The development of the Hellenides nappes created potential hydrocarbon traps in the external zones in the form of sub-thrust traps, a play which is proven to the north in the Albanian part of the Ionian zone (e.g. Finiq Krane, Delvina, Ballsh Hekal). Strata upturned adjacent to salt diapirs, developed as a result of halokinesis, commonly form traps. This trapping mechanism, frequently encountered along the passive margins of West Africa and South America, is observed in the Central Ionian region (see image above).
Stratigraphic traps are common in the Neogene clastics of the Albanian Ionian zone, where molassic deposits unconformably overlie Oligocene flysch and carbonates (Patos-Marinza and Kucova). They are equally important in the Northern and Central Ionian regions.
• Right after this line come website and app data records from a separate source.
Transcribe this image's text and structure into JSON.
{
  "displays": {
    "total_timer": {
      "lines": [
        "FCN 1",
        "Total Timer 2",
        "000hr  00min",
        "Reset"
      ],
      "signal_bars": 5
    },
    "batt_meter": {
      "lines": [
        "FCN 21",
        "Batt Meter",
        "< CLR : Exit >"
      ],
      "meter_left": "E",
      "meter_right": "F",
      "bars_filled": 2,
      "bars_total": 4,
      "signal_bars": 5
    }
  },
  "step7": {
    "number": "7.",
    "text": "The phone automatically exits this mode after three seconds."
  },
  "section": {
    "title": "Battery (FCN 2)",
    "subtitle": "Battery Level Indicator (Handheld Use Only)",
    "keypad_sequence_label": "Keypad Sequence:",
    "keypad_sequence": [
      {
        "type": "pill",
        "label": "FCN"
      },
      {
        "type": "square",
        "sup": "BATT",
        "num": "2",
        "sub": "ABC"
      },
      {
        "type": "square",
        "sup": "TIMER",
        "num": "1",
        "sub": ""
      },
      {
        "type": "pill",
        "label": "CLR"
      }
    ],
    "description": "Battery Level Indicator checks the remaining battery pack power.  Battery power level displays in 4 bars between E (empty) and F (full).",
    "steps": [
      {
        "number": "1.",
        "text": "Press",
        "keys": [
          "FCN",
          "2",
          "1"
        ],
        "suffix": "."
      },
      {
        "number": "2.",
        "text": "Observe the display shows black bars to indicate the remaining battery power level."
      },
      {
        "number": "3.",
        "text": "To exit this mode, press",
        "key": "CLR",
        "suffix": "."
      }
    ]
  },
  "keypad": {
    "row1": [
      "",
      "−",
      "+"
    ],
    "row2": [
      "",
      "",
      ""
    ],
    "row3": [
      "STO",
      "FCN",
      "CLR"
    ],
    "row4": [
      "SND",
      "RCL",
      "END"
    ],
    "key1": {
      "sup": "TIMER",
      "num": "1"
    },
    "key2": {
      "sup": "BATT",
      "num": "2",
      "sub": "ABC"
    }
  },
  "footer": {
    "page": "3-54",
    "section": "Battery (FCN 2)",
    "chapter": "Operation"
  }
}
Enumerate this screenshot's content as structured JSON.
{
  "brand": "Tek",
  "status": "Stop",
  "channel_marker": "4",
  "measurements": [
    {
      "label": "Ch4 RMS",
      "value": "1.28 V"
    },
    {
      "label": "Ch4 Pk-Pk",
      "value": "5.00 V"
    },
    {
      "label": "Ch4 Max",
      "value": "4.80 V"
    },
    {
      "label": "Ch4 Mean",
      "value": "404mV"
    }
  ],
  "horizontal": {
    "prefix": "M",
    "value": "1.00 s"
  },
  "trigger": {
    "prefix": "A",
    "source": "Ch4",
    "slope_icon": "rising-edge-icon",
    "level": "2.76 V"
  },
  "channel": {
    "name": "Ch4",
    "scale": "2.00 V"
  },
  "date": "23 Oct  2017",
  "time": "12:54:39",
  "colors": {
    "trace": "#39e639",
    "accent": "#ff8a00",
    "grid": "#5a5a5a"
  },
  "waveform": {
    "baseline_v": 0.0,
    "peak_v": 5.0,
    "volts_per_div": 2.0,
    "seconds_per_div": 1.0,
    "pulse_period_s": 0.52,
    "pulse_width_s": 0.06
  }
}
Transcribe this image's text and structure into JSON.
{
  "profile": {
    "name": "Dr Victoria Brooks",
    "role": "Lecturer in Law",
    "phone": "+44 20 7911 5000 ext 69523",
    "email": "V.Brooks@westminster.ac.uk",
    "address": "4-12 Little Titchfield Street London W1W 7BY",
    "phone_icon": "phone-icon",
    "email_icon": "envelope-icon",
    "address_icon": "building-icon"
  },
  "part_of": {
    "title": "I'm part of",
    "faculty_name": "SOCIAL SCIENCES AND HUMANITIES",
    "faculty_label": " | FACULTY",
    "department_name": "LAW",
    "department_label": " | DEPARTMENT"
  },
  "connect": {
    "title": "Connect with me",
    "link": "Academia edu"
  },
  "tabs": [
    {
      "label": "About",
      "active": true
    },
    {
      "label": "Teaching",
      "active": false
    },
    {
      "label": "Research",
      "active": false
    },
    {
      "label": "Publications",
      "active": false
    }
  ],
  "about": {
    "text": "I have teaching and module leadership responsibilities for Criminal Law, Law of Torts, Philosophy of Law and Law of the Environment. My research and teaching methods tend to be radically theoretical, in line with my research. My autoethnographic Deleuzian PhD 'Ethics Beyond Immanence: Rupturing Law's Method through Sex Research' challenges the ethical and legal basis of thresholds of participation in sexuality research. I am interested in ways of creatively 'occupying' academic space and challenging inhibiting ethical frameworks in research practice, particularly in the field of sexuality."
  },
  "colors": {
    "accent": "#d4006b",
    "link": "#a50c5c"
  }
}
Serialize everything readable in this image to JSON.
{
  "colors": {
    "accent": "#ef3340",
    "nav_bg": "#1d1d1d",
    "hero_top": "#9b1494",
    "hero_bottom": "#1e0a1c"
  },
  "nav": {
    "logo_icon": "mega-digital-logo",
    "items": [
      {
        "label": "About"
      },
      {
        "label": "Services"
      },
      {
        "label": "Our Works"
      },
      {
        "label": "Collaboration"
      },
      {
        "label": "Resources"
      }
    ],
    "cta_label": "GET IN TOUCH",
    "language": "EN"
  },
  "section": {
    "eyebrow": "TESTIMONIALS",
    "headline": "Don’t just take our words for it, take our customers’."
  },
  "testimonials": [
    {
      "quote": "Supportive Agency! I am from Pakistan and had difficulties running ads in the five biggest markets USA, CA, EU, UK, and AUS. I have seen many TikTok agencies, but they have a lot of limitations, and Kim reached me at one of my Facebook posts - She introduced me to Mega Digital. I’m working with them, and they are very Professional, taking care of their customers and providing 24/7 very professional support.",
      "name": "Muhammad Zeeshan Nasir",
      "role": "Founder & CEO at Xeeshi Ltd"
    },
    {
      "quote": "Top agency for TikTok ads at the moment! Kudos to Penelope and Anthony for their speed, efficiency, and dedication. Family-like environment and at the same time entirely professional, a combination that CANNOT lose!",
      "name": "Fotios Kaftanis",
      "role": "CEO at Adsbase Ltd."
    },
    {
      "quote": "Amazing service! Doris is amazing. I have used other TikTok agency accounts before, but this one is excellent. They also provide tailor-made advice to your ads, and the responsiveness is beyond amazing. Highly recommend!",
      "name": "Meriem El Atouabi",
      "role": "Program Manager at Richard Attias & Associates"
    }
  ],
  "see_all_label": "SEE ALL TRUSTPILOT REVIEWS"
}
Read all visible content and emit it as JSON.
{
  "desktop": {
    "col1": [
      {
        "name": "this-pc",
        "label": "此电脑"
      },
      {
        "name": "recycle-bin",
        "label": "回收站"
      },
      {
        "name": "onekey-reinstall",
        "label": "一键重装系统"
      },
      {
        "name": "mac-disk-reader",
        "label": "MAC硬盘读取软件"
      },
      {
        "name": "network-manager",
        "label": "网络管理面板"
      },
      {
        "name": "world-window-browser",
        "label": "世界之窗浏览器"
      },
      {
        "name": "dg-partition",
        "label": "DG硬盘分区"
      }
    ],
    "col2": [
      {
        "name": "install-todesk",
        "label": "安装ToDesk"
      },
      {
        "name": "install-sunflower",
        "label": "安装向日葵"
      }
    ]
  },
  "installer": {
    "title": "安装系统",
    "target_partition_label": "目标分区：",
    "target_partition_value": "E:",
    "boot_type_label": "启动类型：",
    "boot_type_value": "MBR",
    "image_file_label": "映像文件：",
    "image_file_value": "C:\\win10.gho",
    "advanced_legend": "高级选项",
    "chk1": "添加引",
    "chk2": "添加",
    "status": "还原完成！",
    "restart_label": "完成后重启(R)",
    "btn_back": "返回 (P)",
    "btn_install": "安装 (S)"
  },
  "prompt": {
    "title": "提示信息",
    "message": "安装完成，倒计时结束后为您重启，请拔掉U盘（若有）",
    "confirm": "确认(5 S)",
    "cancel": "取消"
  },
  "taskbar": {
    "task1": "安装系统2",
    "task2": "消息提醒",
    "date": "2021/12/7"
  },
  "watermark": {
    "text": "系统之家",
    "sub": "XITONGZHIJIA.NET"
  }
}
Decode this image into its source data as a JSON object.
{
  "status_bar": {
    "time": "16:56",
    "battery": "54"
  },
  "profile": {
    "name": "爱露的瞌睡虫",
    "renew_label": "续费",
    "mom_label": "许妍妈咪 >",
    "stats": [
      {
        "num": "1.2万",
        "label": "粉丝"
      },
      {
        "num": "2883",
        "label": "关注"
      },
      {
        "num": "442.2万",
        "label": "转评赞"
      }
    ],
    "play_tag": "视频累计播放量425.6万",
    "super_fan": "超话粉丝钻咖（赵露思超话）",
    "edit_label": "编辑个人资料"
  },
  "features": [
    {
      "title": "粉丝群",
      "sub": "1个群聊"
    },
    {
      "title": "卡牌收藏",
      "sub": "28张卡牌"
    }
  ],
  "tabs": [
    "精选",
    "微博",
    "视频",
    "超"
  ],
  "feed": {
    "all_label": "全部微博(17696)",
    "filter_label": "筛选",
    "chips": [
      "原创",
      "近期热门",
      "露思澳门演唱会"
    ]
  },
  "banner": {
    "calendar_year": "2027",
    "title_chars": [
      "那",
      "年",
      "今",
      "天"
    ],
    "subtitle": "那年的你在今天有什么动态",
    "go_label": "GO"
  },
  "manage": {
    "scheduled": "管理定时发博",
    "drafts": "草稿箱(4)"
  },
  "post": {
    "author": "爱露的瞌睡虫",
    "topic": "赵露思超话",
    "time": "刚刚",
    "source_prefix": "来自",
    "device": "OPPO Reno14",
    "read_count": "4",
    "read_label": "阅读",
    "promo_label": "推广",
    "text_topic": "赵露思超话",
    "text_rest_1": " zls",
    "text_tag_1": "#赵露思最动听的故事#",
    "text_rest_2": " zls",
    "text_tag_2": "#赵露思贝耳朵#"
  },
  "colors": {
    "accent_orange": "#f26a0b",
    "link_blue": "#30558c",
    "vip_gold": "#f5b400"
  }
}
Further west, within the Paxi zone and on the Apulian Platform, the Italian analogs come into play, with karstic reservoirs (e.g. Rospo Mare), carbonate buildups (e.g. Giove) and shelf edge deposits (e.g. Falco), all proven plays.
The Southern Ionian and South of Crete regions are vast unexplored territories where several interesting features have been imaged for the first time. Amongst them are sub- Messinian anticlines and large anticlines within the Miocene sediments. There are three main play types in this area: the fold-and-thrust belt; anticlines related to strike-slip movements together with fault blocks related to normal fault activity; and the Mediterranean Ridge backthrust play. Identified hydrocarbon indicators include mud volcanoes and bottom simulating reflectors, the latter indicating the presence of gas hydrates.
Open Licensing Round
Greece is offering significant investment opportunities and attractive areas for exploration in the offshore license round, which is expected to close in July 2015. Twenty exploration blocks have been defined, the block sizes varying from approximately 2,000 km2 in the north up to 9,000 km2 in the south.
The initial exploration stage (divided into three phases), linked to a specific work program, is eight years, extendable under specific terms, whereas the exploitation period based on a development and production plan is 25 years, which can be extended. The lease agreement is based on a royalty and tax arrangement. Fiscal terms are attractive, with income tax of 20% and regional tax of only 5%. Block awards are expected to be announced in the third quarter of 2015.